The January 2007 filing, dug up overnight by MacRumors, is titled "Gesturing with a multipoint sensing device" and lists among its inventors Wayne Westerman of Fingerworks, a company absorbed by Apple several years ago as part of its quest to deliver iPhone and a new generation of input devices.
Of particular interest are several drawings and descriptions of a new Mac OS X "Gesture Control Panel" nestled deep within the 72-page filing. The panel is split three-way, offering a distinct set of customizable options for "Standard," "Basic," and "Advanced" multi-touch operations.
Listed as part of the "Advanced" panel are several pre-defined multi-touch gesture sets for operations not yet supported by Apple's iPhone, iPod touch, or MacBook Air offerings. Among them are gestures for file operations, editing operations, and Web browser operations (detailed with drawings and descriptions below).
For example, Apple explains that by using a combination of the thumb and two other fingers, users of the advanced multi-touch trackpad technology would be able to invoke commands for copy, paste, cut, redo, and select all. Similarly, by using the thumb and just one other finger, users would be able to create new files or open, save and close existing ones.
Though not illustrated in the included drawings, Apple in the filing also discusses several potential uses for the pinky finger as part of its Mac-based multi-touch technology because it produces a long (highly eccentric) horizontal contact patch distinct from all other contacts with the possible exception of a flattened thumb.
"Side pinky swipe may be useful for simple control gestures like volume up/down, sleep, screen saver, etc. The side pinky swipe has the simplicity of single finger touch while being recognizably distinct from normal 1 fingertip pointing/clicking," the company explained. "It is also very ergonomic because while touching with side of pinky, the thumb is pointing straight up into the air. This is the most neutral comfortable of all wrist positions."
Introduced last month at the Macworld Expo in San Francisco, the MacBook Air stands as the first Mac to support "Basic" multi-touch gestures. AppleInsider later revealed that Apple's other notebooks -- the MacBook and MacBook Pro -- would soon join the Air in supporting the technology, beginning with a refresh to the MacBook Pro line due later this month.
It's presently unclear when Apple will be ready to deploy its software for "Advanced" gestures, but those Mac systems supporting the Basic gestures include a Broadcom multi-touch chip. The presence of that chip should allow owners to take full advantage of the Advanced gestures through a software upgrade. Current MacBook and MacBook Pro owners, however, are unlikely gain access to the technology due to the lack of supporting hardware.

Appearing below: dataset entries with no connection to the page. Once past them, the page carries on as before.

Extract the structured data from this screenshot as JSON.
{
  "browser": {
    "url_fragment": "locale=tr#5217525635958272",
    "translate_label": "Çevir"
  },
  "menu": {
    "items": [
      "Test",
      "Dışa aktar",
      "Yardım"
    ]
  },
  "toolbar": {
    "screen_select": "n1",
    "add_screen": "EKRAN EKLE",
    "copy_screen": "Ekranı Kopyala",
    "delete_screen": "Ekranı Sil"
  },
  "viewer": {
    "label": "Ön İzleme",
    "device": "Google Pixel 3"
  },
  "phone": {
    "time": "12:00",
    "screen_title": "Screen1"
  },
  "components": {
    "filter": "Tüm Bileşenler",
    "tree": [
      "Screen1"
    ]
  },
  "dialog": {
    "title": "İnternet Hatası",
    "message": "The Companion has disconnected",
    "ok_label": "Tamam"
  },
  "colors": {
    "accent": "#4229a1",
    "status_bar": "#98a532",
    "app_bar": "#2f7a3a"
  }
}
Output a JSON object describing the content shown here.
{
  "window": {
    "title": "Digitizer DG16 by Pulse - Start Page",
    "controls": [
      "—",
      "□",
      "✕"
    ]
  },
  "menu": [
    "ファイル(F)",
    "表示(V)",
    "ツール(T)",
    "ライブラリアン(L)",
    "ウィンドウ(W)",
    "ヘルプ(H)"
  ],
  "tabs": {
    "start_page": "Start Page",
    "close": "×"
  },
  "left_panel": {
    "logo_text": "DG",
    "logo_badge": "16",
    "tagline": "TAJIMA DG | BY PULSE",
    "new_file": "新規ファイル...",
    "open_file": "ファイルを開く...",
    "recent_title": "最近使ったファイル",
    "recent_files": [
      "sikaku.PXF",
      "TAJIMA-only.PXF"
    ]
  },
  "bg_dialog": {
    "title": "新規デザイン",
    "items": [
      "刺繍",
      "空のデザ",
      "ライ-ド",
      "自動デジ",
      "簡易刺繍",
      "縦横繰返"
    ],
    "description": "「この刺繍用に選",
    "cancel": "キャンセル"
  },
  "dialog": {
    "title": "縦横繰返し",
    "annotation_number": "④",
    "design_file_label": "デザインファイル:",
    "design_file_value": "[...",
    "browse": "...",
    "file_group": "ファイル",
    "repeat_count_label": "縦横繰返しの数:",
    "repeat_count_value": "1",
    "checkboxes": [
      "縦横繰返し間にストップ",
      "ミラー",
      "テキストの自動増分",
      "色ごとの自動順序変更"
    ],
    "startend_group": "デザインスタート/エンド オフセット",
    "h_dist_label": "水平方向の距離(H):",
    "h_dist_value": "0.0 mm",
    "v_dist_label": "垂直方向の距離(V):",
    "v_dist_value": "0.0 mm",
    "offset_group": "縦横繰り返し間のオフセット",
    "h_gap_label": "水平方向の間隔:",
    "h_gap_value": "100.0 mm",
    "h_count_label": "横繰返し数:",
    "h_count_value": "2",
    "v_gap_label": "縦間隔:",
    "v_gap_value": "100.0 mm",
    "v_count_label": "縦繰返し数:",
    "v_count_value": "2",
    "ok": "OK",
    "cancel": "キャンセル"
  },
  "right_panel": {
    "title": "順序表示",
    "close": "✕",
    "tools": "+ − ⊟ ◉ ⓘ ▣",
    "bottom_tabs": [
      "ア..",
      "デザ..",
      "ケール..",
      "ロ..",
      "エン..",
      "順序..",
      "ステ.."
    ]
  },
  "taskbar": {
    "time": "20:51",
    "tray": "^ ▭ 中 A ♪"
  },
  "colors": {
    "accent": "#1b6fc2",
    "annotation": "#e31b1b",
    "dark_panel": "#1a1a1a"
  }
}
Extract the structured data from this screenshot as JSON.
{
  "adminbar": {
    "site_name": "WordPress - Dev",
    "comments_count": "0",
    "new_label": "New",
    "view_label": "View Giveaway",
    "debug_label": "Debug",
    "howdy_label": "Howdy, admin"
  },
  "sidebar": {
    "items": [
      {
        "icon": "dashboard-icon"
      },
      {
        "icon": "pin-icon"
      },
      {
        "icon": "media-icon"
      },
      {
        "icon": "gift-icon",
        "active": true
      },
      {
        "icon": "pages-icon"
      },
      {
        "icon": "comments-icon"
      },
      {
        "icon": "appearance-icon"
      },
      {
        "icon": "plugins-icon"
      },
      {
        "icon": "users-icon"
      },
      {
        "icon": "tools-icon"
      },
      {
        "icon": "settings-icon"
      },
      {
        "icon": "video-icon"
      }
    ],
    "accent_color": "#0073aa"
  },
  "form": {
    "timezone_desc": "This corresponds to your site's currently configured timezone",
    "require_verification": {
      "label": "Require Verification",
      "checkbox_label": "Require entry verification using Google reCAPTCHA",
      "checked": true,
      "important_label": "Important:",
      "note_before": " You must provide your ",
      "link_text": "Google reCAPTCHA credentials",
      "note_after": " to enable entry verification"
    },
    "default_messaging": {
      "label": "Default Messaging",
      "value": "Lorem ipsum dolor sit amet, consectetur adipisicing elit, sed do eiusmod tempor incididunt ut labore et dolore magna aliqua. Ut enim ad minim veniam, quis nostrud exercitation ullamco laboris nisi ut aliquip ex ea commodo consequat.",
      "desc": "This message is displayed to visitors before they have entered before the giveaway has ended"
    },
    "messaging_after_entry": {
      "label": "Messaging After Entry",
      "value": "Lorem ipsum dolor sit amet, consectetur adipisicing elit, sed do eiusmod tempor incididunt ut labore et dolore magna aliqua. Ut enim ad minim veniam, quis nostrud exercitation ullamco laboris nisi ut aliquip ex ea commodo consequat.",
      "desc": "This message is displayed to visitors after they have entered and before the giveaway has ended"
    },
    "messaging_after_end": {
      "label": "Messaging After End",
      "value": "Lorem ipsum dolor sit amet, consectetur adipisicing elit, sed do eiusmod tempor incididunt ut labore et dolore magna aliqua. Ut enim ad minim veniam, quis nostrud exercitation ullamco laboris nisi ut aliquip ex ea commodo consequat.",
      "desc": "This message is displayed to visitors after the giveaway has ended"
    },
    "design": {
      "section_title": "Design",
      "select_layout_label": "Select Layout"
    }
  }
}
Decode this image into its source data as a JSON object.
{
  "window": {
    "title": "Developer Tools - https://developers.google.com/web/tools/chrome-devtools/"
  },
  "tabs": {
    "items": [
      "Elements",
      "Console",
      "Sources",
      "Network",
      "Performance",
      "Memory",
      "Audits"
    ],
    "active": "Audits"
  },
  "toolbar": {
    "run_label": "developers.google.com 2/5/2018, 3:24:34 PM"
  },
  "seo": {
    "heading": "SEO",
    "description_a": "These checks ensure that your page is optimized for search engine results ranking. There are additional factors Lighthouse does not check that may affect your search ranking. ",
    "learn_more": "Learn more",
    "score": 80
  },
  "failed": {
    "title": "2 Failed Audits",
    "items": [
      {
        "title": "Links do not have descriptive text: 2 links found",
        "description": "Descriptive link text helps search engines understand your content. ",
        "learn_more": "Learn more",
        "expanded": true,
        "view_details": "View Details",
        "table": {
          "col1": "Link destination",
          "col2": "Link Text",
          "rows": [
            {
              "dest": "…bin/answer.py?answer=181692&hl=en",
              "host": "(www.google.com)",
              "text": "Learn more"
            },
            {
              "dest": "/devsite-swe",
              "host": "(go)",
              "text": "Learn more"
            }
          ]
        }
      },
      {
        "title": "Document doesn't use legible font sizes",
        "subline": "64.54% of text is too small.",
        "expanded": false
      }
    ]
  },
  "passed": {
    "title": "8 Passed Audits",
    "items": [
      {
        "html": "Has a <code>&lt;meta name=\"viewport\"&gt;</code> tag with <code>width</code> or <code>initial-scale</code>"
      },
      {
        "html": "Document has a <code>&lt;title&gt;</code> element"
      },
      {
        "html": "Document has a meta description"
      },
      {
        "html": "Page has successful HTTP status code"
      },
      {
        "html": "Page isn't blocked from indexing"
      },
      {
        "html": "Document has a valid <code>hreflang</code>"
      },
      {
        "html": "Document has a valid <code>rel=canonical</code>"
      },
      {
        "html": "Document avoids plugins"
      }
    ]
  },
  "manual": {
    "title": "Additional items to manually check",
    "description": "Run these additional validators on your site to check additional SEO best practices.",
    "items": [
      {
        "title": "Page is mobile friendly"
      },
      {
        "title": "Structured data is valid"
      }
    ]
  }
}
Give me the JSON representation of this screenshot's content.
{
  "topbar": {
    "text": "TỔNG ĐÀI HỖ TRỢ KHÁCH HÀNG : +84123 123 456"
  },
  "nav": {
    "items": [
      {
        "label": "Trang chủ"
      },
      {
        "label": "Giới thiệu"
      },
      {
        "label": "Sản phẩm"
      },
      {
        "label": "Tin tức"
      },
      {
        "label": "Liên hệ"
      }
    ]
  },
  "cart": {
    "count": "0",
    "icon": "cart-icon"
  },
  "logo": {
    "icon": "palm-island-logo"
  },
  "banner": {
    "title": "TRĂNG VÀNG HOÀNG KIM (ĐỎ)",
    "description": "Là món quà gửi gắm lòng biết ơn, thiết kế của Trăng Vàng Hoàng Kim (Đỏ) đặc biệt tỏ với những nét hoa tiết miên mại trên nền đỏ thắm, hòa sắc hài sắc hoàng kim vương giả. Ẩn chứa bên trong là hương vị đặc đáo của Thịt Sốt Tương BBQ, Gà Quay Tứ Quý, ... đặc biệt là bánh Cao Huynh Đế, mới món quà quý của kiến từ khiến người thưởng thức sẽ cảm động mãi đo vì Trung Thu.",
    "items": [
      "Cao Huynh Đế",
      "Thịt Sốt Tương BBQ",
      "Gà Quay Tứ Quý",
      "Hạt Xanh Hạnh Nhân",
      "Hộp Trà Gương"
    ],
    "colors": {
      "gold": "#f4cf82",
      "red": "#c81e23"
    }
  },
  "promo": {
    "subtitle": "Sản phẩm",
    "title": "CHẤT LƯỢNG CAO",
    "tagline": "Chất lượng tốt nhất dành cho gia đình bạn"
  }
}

Joining Westerman in the credits to the aforementioned patent filing are Apple software and interface engineers Steven Hotelling, Myra Haggerty, Bas Ording, Nima Parivar, and Duncan Robert Kerr.
Expose & Dashboard
Swiping 4 fingers up, down, left or right to:
Expose allExpose DesktopTrigger DashboardExpose applications
Primary Click & Drag
Swiping 3 fingers up, down, left, right or diagonally to:
Drag upDrag rightDrag downDrag leftDrag diagonally
Using movement of the thumb and 1 other finger to:
Using movement of the thumb and 2 other fingers to:
CancelUndoPasteTabSelect allRedoCutBack tabCopy
Web Browser Operations